**** SUPPLIED MATERIAL ****

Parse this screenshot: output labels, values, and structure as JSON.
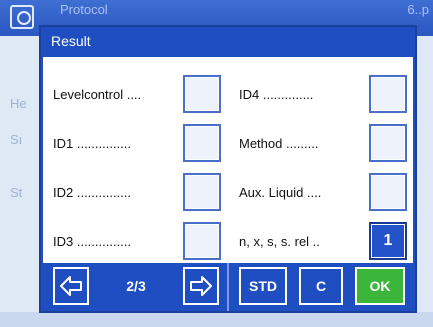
{
  "background": {
    "title": "Protocol",
    "title_right": "6..p",
    "side_labels": [
      "He",
      "Sı",
      "St"
    ]
  },
  "dialog": {
    "title": "Result",
    "left_column": [
      {
        "label": "Levelcontrol ....",
        "value": ""
      },
      {
        "label": "ID1 ...............",
        "value": ""
      },
      {
        "label": "ID2 ...............",
        "value": ""
      },
      {
        "label": "ID3 ...............",
        "value": ""
      }
    ],
    "right_column": [
      {
        "label": "ID4 ..............",
        "value": ""
      },
      {
        "label": "Method .........",
        "value": ""
      },
      {
        "label": "Aux. Liquid ....",
        "value": ""
      },
      {
        "label": "n, x, s, s. rel ..",
        "value": "1"
      }
    ]
  },
  "footer": {
    "page_indicator": "2/3",
    "std_label": "STD",
    "c_label": "C",
    "ok_label": "OK"
  },
  "colors": {
    "dialog_blue": "#1f4ec2",
    "ok_green": "#3bb63b",
    "active_cell": "#2452c9"
  },
  "icons": {
    "prev": "arrow-left-icon",
    "next": "arrow-right-icon"
  }
}
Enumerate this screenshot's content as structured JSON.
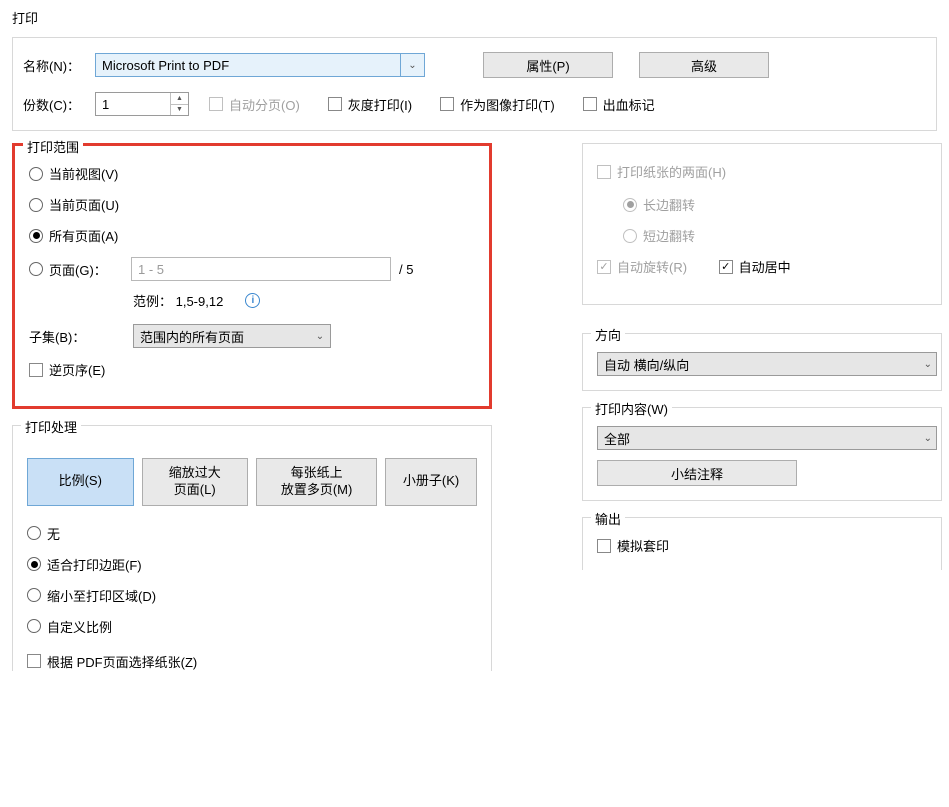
{
  "title": "打印",
  "top": {
    "name_label": "名称(N)：",
    "printer": "Microsoft Print to PDF",
    "properties_btn": "属性(P)",
    "advanced_btn": "高级",
    "copies_label": "份数(C)：",
    "copies_value": "1",
    "collate": "自动分页(O)",
    "grayscale": "灰度打印(I)",
    "as_image": "作为图像打印(T)",
    "bleed": "出血标记"
  },
  "range": {
    "legend": "打印范围",
    "current_view": "当前视图(V)",
    "current_page": "当前页面(U)",
    "all_pages": "所有页面(A)",
    "pages": "页面(G)：",
    "pages_placeholder": "1 - 5",
    "total": "/ 5",
    "example": "范例： 1,5-9,12",
    "subset_label": "子集(B)：",
    "subset_value": "范围内的所有页面",
    "reverse": "逆页序(E)"
  },
  "duplex": {
    "both_sides": "打印纸张的两面(H)",
    "long_edge": "长边翻转",
    "short_edge": "短边翻转",
    "auto_rotate": "自动旋转(R)",
    "auto_center": "自动居中"
  },
  "handling": {
    "legend": "打印处理",
    "tab_scale": "比例(S)",
    "tab_shrink": "缩放过大\n页面(L)",
    "tab_multi": "每张纸上\n放置多页(M)",
    "tab_booklet": "小册子(K)",
    "opt_none": "无",
    "opt_fit": "适合打印边距(F)",
    "opt_shrink_area": "缩小至打印区域(D)",
    "opt_custom": "自定义比例",
    "choose_paper": "根据 PDF页面选择纸张(Z)"
  },
  "orientation": {
    "legend": "方向",
    "value": "自动 横向/纵向"
  },
  "content": {
    "legend": "打印内容(W)",
    "value": "全部",
    "summary_btn": "小结注释"
  },
  "output": {
    "legend": "输出",
    "simulate": "模拟套印"
  }
}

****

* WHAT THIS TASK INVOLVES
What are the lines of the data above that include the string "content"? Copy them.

* SOLUTION FOR THIS TASK
Enumerate this screenshot's content as structured JSON.
  "content": {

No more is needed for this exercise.